Complex fertilizers from adapted formulations

Complex fertilizers (such as NP, PK and NPK) can be produced using the same process and an adapted recipe. Parameters such as particle size, residual moisture and solids content can be specifically manipulated to achieve a broad spectrum of product properties. Thanks to the high particle density and low specific surface area, this also applies to the subsequent application of a functional coating. Combinations can also be easily integrated into the process and optimized with regard to product properties. From an ecological point of view, the new fertilizers — with a phosphate content of up to 46 percent — are suitable for both soil- and plant-specific fertilizers for organic and conventional farming. Fluctuations in the ash composition can be easily compensated for by adjusting the recipe.

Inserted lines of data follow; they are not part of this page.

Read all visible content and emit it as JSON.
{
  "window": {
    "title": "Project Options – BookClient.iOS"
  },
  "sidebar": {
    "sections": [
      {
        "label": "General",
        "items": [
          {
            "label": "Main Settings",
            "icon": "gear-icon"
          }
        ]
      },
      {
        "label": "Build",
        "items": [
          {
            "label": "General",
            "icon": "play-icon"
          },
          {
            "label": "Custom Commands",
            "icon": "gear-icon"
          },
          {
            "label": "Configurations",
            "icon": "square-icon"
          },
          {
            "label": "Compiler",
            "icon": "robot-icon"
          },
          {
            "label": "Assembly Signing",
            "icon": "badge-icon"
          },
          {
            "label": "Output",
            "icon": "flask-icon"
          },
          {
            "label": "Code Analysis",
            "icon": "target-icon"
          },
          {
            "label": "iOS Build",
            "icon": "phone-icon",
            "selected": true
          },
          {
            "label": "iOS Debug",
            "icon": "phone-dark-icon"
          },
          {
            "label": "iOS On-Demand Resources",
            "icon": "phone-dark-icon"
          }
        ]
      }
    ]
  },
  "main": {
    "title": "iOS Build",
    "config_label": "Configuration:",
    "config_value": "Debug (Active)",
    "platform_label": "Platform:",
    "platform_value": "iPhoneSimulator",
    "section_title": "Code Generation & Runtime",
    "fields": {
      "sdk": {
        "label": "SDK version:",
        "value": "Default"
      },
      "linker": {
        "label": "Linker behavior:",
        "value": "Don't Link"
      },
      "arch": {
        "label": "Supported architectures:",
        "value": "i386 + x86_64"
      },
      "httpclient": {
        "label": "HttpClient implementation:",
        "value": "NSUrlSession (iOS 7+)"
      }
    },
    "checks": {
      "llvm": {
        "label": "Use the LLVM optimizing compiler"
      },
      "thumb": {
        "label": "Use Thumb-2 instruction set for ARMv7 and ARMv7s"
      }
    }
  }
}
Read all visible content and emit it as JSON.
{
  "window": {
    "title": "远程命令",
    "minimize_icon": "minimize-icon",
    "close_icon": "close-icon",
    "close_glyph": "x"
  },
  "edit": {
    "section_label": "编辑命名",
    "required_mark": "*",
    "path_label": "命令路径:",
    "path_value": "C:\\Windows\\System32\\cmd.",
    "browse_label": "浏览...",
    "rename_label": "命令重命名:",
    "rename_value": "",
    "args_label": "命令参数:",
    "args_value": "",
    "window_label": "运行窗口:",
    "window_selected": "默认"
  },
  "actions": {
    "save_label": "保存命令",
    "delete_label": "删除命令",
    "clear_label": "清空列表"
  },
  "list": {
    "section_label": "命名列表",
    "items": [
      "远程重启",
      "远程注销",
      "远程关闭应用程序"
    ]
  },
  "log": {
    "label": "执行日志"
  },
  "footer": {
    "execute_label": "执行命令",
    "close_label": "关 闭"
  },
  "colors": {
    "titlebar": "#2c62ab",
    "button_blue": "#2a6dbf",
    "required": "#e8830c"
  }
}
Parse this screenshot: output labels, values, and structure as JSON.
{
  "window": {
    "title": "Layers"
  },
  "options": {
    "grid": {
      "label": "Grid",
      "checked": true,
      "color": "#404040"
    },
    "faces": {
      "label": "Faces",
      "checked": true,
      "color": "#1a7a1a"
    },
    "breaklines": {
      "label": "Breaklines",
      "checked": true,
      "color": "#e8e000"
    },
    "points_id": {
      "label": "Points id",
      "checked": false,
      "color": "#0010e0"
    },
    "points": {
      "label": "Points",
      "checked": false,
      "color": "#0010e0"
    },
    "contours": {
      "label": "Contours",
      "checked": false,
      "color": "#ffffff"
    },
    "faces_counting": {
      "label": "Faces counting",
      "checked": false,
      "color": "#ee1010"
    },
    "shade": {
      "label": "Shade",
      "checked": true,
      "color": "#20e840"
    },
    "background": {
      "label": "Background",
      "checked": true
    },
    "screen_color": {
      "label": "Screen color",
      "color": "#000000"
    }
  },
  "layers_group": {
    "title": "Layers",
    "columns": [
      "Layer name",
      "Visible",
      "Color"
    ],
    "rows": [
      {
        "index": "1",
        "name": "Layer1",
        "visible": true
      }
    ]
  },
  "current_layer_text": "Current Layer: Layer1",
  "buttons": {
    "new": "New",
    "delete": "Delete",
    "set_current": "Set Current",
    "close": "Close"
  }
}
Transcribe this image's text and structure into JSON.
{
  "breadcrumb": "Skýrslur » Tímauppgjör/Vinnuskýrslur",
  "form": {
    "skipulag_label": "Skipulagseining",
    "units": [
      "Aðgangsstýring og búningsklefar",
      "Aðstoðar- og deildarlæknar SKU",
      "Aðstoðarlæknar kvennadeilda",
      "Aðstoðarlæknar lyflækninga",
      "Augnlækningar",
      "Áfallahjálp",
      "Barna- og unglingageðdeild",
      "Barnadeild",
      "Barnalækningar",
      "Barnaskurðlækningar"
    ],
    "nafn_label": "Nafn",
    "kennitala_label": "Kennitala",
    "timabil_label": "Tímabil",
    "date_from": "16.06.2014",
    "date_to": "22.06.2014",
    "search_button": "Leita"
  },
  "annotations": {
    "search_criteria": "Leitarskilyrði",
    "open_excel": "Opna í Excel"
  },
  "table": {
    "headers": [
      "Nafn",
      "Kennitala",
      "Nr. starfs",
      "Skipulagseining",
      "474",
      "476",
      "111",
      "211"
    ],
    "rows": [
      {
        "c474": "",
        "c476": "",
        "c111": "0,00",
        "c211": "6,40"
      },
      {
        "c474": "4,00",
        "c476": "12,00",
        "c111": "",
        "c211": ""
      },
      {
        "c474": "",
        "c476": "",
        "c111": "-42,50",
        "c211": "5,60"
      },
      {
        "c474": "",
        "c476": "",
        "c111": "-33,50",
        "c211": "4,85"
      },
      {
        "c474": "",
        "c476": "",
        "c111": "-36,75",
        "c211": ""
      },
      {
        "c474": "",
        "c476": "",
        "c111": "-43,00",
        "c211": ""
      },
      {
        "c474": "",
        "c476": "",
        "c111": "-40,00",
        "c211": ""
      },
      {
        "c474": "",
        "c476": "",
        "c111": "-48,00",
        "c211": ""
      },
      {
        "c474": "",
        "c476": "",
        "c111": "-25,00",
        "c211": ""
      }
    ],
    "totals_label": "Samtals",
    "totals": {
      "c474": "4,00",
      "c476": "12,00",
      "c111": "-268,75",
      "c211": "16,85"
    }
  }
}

The PHOS4green process is particularly economical and meets current market requirements for the production of ready-to-use standard and multicomponent fertilizers based on recycled phosphate (no raw phosphate is required). Compared with other recycling processes, this method is 100 percent waste-free and the ashes are completely reused. No harmful intermediate products or waste gases are produced during the entire process. In addition, the new fertilizers contain 92 percent less cadmium and around 9 percent less uranium than other recyclates; also, the pollutant content is well below the legal limit values.